By Victor Ochieng
The rating of TV shows has been compromised after five million viewers of Fox’s highest rated TV show, Empire, weren’t included in the official rating. According to sources, the show attracted 25 million viewers for its season premier this fall, yet the number of viewers counted in official rating stood at only 20 million.
The Nielsen’s ratings omitted the 5 million, something that might have a negative impact on advertising revenue. However, some sources have revealed that the anomaly is about to change.
So what’s Nielsen planning to do?
The TV measurement firm is set to provide a tool over the coming weeks that will count every TV show’s total viewers, both on television sets and online as well as on smartphones, for over a month after shows premier.
That will allow for attaining accurate figures to be used in negotiating for advertising deals. The $63 billion TV-advertising industry relies on these figures to gauge how much they can spend for advertisement on any given show. There are still some challenges, however, as questions of whether the company that has been in the business for more than 60 years is up to such a demanding task.
Currently, several figures aren’t accounted for as online and delayed viewers are omitted, something that should change should Nielsen’s new tool succeed.
For example, CBS says that the number of viewers for the season premiere of “Limitless” is expected to jump by 22%, or over 1 million, should online and delayed viewing be taken into account.

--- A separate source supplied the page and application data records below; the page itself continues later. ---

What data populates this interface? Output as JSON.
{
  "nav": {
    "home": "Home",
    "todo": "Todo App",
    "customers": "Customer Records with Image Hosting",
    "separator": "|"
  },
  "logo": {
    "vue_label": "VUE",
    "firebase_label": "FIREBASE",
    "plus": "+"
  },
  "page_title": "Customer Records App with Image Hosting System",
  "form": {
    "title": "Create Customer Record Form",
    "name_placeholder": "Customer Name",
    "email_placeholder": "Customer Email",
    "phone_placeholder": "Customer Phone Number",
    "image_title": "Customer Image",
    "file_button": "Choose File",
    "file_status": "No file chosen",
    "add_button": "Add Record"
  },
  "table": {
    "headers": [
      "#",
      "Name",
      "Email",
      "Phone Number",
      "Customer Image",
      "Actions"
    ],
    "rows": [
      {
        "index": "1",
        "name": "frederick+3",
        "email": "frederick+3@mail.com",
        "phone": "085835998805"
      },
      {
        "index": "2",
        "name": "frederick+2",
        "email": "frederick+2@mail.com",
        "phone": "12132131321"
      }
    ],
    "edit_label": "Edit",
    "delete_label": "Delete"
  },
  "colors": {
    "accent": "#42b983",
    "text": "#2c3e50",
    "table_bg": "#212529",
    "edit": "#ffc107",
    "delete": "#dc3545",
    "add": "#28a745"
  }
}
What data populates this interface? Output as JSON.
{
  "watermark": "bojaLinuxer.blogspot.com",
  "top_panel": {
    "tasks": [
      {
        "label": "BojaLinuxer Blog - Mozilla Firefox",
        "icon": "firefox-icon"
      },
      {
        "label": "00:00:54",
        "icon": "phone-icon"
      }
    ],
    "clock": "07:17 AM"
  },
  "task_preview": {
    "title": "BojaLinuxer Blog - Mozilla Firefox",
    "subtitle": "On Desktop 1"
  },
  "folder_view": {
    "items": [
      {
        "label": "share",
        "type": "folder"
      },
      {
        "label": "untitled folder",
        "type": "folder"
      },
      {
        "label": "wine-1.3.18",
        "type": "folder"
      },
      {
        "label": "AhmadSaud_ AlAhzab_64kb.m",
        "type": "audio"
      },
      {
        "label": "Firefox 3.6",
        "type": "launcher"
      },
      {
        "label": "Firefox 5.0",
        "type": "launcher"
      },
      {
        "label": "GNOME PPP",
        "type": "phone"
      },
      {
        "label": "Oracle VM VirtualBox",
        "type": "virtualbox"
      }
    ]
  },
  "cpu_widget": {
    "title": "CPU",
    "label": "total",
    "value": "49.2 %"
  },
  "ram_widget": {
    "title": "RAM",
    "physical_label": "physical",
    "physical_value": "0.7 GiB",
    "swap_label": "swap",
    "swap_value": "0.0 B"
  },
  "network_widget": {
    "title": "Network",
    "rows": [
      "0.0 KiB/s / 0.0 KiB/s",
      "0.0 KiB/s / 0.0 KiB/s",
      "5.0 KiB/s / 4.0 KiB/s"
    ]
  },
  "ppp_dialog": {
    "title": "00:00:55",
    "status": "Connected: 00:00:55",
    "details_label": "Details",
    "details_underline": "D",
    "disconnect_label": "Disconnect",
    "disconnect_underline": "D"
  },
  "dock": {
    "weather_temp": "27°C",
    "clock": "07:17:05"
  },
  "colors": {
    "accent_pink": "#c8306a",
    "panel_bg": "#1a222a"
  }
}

“The industry is somewhat skeptical,” said Rino Scanzoni, chief investment officer of WPP’s GroupM in an interview. “Can Nielsen fully capture the audience and make everyone comfortable? That is the biggest hurdle.”
There has been a decline in ad revenue for most of the American media companies, and it’s believed that making every view count is likely to raise the revenue. Online viewership mainly comprises of young people, an age set that’s good fodder for advertisers. A show that’s popular with young people might, therefore, end up getting low rating where the online audience isn’t captured.
Effecting such changes won’t mean good news for all media companies as there will definitely be gainers and losers.
“Depending on how the ratings are defined, you’ll have relative winners and losers,” said Tim Nollen, an analyst at Macquarie Capital.
As things stand now, Nielsen defines the industry standard. Effecting a change will therefore be a significant step for the company.
“There is a sense of urgency that now is the time to reassess the rules,” Nielsen’s Clarken said.